Dylan Loh, Nikkei
SINGAPORE — Israel’s food technology companies are looking for new opportunities in majority-Muslim markets like Indonesia and Malaysia, even as frosty relations between their homeland and those Southeast Asian countries raise doubts about their prospects.
The Jewish state’s food processors are planning halal-certified products for practicing Muslims as they try to expand in the 10-member Association of Southeast Asian Nations.
Among them are Steakholder Foods, acompany that makes cultured meat products. The company, headquartered in Rehovot, Israel, develops slaughter-free methods of producing beef and seafood, both as ingredients and as whole cuts, as an alternative to industrialized farming and fishing.
In Singapore, Steakholder Foods is developing 3D printed eel and grouper products with Umami Meats, a local cultivated fish and seafood company. Nasdaq-listed Steakholder has also turned its attention to making halal products for Muslim consumers.
Mor Glotter-Nov, vice president of marketing at Steakholder, told Nikkei Asia that in assessing the potential demand for Israeli food tech products in Muslim-majority countries like Indonesia and Malaysia, it was important to recognize similarities between Jewish kosher and Muslim halal dietary requirements.
“Both kosher and halal dietary laws emphasize similar principles of cleanliness, ethical sourcing and specific preparation methods,” she said. “While we cannot guarantee specific kosher or halal approvals at this stage, Steakholder Foods is committed to working towards meeting the relevant standards and requirements.”
Israeli food tech companies such as Steakholder are set on expanding abroad as the industry receives a rush of funding from backers. In the global alternative proteins market, Israel is the biggest recipient of investment after the U.S., topping Asian markets such as China and Singapore.
According to the Good Food Institute, a think tank, the U.S. drew $6.78 billion in alternative protein investment from 2020 to 2022, followed by Israel at $1.19 billion. During the same period, China received $210 million while Singapore pulled in $300 million.
Israel’s food tech players see ASEAN as a lucrative market for their innovations. Market research specialist GWI estimates there are 29.8 million potential consumers of cultured and artificial meat among Southeast Asians.
While the opportunities for business are sizable, there are also political risks Israeli food tech companies looking to secure a foothold in Muslim-majority countries such as Indonesia and Malaysia face. Israel has had a difficult history with countries where Islam is the dominant religion.
Despite its strides in normalizing relations with the United Arab Emirates and other neighboring countries that had rejected the Jewish state’s existence since its 1948 founding, Asia’s Muslim-majority nations have yet to come around.
In ASEAN, Israel has no formal diplomatic ties with Indonesia, Malaysia nor Brunei. As the closest mission, the Israeli Embassy in Singapore monitors developments in the three neighboring countries. But the ideological barriers are not stopping the country’s food tech upstarts, like Aleph Farms.

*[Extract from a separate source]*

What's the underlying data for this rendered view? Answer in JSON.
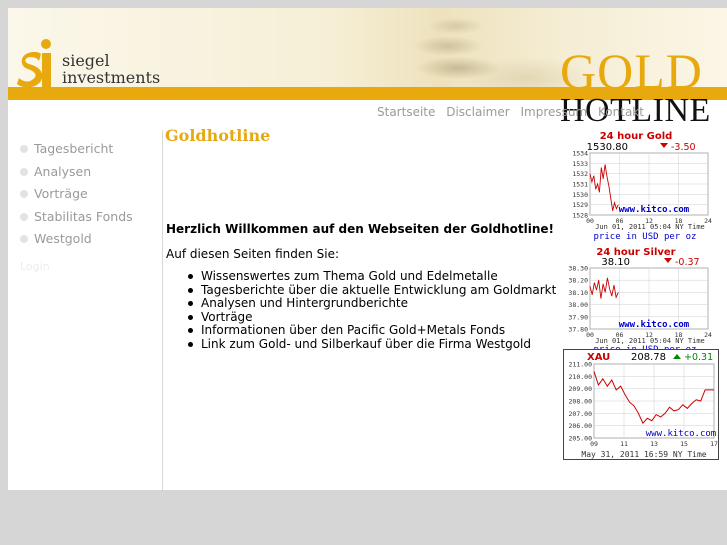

“It is time for us to remove the silos we have built over time and think about integrative solutions, which are addressing a range of challenges,” said Gary Brenner, director of market and corporate development at Aleph. “We position Singapore as our launch padto Southeast Asia and [the] Asia-Pacific, and asses the regulatory pathways necessary to enter the rest of the region.”
Like Steakholder, Aleph wants to establish a foothold in Muslim-majority ASEAN markets with a line of halal offerings. The Israeli food tech company grows cultivated steaks directly from non-modified beef cells and like its peer, is using Singapore as a springboard to the rest of the region.
In the city-state, Aleph Farms has an agreement with Esco Aster, a contract manufacturing organization, to produce cultivated meat. The two are planning to build the first Halal-certified facility in the world for cultured meat, helping Aleph’s beef steaks unit to obtain approval for products geared toward Muslims.
But that is just one step to tackling markets like Indonesia and Malaysia. The food tech companies are hoping that political differences between Israel and those countries will not dissuade consumers from buying their products.
“In Indonesia, I don’t know how people would think,” acknowledged Sagi Karni, Israel’s former ambassador to Singapore, who recently finished his term as envoy in July. “Some people might have political reservations.”
Karni, however, pointed out that despite the lack of diplomatic recognition for Israel, some Israeli companies do sell their products in majority-Muslim countries. “At the end of the day, you leave it to the people to choose what they want to buy,” he told Nikkei Asia.
Political hurdles aside, companies like Tiran Group are continuing to pour funds into research and development to drive food tech innovations for ASEAN. The Israeli company has an aquaculture unit where shellfish undergo a breeding program to increase yield.
“We are already active with farms in China, Vietnam and Singapore,” Haim Avioz, Tiran’s CEO, said. “We are already selling our products to Cambodia, Taiwan, Thailand, Malaysia, Bangladesh, Brunei and more, and are looking into the Indonesia, India and Philippines markets.”